Remind me to scratch off “cabin in the middle of nowhere” for possible honeymoon destinations. Leigh Janiak’s new horror film Honeymoon is a disturbing tale of New York City newlyweds “Paul” (Harry Treadaway) and “Bea” (Rose Leslie) who are torn from married bliss to bloody chaos in a matter of days.
Retreating to an isolated cabin in the middle of the woods for a romantic getaway seemed like a good idea before a gooey mess of a creature decided to inhabit Bea’s body. What starts off as a sweet, romantic story of Paul and Bea and their love of pancakes, board games, and boating quickly turns into the honeymoon from Hell. Bea wakes up in the middle of the night and wanders into the forest, dazed and half-naked in her silk nightgown. When Paul finds her, however, she’s completely naked with bite marks on her inner thighs. He questions her again and again about the bite marks, the night she was “sleepwalking,” and her peculiar behavior. Why would Bea jump into cold lake water when she shrieked at its frigidness the day before? You wouldn’t think it’s the most insane thing a person has ever done, but it brings Paul’s suspicions to the forefront. Something’s wrong his wife; she’s forgetting how to make French toast and coffee, and even has to write down her own name to remember it. He knows something happened to her in the woods and he can’t quite figure it out. Bea acting weirdly and Paul staring at her like a stranger makes up 90% of the boring, bizarre Honeymoon.
Each night, a beaming spotlight shines through the cabin’s windows, seemingly the source of all the weirdness. Paul yearns to get his wife back, asking Bea questions to jog her memory and prove, somehow, that something has taken over her. It’s paralleled with Paul trying to get Bea to remember him physically, leading to one of the most graphic and cringe-worthy scenes in recent movie history. The sick-factor is much more impactful than the thriller aspects of Honeymoon as Bea bleeds, gushes, and oozes all over Paul’s hands. The overload of disturbing imagery might have made sense if the plot supported it, but there was a severe lack of clarity as to what was happening.
What did work, however, was the chemistry between Treadaway and Leslie and their portrayals of lovebirds, Paul and Bea. Leslie must come from the Nina Dobrev-school-of-acting, making Bea’s character shift from joyful to crazed seem effortless.

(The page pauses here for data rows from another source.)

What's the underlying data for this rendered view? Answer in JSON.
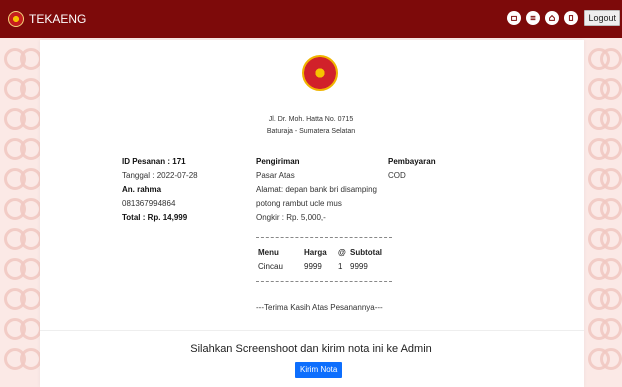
{
  "brand": {
    "name": "TEKAENG"
  },
  "nav": {
    "logout_label": "Logout"
  },
  "receipt": {
    "address_line1": "Jl. Dr. Moh. Hatta No. 0715",
    "address_line2": "Baturaja - Sumatera Selatan",
    "order_id": "ID Pesanan : 171",
    "date": "Tanggal : 2022-07-28",
    "customer_name": "An. rahma",
    "phone": "081367994864",
    "total": "Total : Rp. 14,999",
    "shipping_title": "Pengiriman",
    "shipping_area": "Pasar Atas",
    "shipping_address": "Alamat: depan bank bri disamping potong rambut ucle mus",
    "shipping_cost": "Ongkir : Rp. 5,000,-",
    "payment_title": "Pembayaran",
    "payment_method": "COD",
    "table_headers": [
      "Menu",
      "Harga",
      "@",
      "Subtotal"
    ],
    "items": [
      {
        "menu": "Cincau",
        "price": "9999",
        "qty": "1",
        "subtotal": "9999"
      }
    ],
    "thanks": "---Terima Kasih Atas Pesanannya---"
  },
  "cta": {
    "message": "Silahkan Screenshoot dan kirim nota ini ke Admin",
    "button_label": "Kirim Nota"
  },
  "colors": {
    "navbar": "#7d0a0a",
    "button": "#0d6efd"
  }
}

Other than that, the film was just strange. With little resolution or any real explanation as to what was happening, Honeymoon fails to get where it needs to be. If Janiak upped the ante of the plot or provided a little more thrill, it would have been a better tale to tell. Unfortunately, besides the acting and the ick-factor, everything else falls flat.

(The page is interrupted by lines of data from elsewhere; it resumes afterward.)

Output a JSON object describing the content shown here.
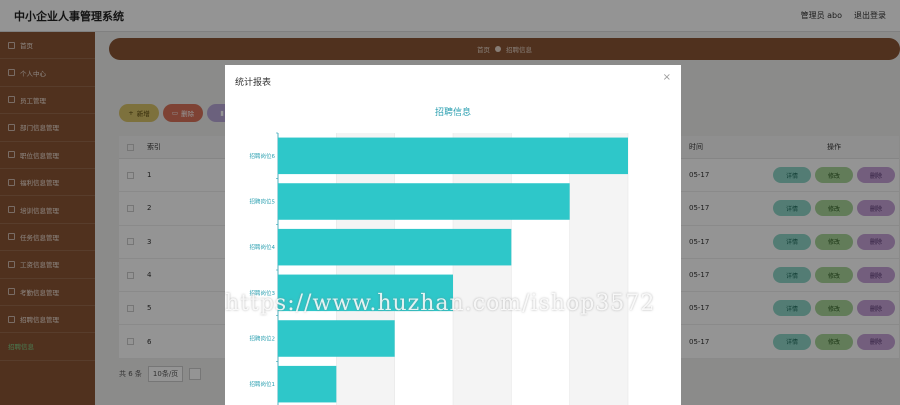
{
  "app": {
    "title": "中小企业人事管理系统",
    "user": "管理员 abo",
    "logout": "退出登录"
  },
  "sidebar": {
    "items": [
      {
        "label": "首页",
        "active": false
      },
      {
        "label": "个人中心",
        "active": false
      },
      {
        "label": "员工管理",
        "active": false
      },
      {
        "label": "部门信息管理",
        "active": false
      },
      {
        "label": "职位信息管理",
        "active": false
      },
      {
        "label": "福利信息管理",
        "active": false
      },
      {
        "label": "培训信息管理",
        "active": false
      },
      {
        "label": "任务信息管理",
        "active": false
      },
      {
        "label": "工资信息管理",
        "active": false
      },
      {
        "label": "考勤信息管理",
        "active": false
      },
      {
        "label": "招聘信息管理",
        "active": false
      },
      {
        "label": "招聘信息",
        "active": true
      }
    ]
  },
  "breadcrumb": {
    "home": "首页",
    "current": "招聘信息"
  },
  "toolbar": {
    "add": "新增",
    "delete": "删除"
  },
  "table": {
    "headers": {
      "index": "索引",
      "date": "时间",
      "ops": "操作"
    },
    "ops": {
      "detail": "详情",
      "edit": "修改",
      "delete": "删除"
    },
    "rows": [
      {
        "index": "1",
        "date": "05-17"
      },
      {
        "index": "2",
        "date": "05-17"
      },
      {
        "index": "3",
        "date": "05-17"
      },
      {
        "index": "4",
        "date": "05-17"
      },
      {
        "index": "5",
        "date": "05-17"
      },
      {
        "index": "6",
        "date": "05-17"
      }
    ]
  },
  "pager": {
    "total": "共 6 条",
    "page_size": "10条/页"
  },
  "modal": {
    "title": "统计报表",
    "close": "×"
  },
  "watermark": "https://www.huzhan.com/ishop3572",
  "chart_data": {
    "type": "bar",
    "orientation": "horizontal",
    "title": "招聘信息",
    "categories": [
      "招聘岗位1",
      "招聘岗位2",
      "招聘岗位3",
      "招聘岗位4",
      "招聘岗位5",
      "招聘岗位6"
    ],
    "values": [
      1,
      2,
      3,
      4,
      5,
      6
    ],
    "xlim": [
      0,
      6
    ],
    "x_ticks": [
      0,
      1,
      2,
      3,
      4,
      5,
      6
    ],
    "color": "#2ec7c9",
    "grid": true
  }
}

Review © Brigid K. Presecky (9/14/14)
Top Photo: Harry Treadaway as “Paul” and Rose Leslie as “Bea”
Bottom Photo: Rose Leslie as “Bea”

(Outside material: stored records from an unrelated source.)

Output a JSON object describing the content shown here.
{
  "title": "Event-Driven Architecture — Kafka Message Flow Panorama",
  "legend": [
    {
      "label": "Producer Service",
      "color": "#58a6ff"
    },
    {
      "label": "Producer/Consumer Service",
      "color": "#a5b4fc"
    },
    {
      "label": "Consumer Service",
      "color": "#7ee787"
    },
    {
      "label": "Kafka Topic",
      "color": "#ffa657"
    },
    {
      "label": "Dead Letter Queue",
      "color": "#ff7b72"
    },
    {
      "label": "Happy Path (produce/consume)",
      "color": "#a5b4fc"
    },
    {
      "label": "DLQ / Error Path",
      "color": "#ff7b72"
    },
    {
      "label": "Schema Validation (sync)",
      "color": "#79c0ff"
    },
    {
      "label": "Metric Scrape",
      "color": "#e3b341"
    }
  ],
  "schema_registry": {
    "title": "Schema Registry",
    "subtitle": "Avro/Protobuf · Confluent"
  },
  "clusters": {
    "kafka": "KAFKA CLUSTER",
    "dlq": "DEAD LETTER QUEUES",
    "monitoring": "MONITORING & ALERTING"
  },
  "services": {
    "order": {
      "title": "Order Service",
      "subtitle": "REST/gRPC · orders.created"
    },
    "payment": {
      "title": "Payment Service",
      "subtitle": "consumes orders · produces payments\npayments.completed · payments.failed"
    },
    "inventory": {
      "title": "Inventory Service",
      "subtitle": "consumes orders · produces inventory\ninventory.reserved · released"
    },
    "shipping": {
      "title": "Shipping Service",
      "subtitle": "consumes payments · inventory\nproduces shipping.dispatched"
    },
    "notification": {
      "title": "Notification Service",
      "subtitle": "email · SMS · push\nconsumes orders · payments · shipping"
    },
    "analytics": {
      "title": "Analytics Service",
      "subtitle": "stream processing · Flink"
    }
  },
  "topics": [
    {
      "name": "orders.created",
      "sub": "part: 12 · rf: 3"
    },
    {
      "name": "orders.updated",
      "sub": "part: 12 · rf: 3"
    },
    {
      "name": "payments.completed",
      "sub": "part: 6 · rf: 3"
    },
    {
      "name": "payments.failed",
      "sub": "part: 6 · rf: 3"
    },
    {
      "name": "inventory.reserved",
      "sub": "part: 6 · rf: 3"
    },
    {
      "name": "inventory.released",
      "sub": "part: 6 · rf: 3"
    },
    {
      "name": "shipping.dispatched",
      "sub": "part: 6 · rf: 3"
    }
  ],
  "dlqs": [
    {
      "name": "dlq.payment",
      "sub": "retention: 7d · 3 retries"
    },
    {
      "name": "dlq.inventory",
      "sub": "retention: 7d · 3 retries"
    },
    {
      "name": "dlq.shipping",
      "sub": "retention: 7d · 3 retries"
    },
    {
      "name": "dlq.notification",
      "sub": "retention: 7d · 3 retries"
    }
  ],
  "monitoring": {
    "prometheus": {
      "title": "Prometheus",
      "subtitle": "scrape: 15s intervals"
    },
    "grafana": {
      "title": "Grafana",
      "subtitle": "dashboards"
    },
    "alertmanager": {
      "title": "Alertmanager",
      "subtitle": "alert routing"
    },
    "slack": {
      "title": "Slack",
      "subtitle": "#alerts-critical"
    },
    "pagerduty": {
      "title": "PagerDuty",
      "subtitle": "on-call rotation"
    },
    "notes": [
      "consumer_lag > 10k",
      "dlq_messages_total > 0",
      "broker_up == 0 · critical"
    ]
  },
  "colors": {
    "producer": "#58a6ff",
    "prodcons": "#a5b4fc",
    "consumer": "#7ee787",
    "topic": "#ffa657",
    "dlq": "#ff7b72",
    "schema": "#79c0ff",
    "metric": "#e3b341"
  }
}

Q: Does Honeymoon pass the Bechdel Test?
No. Almost every scene is about the couple, except for one encounter Bea has with a woman seemingly possessed by the same demonic spirit.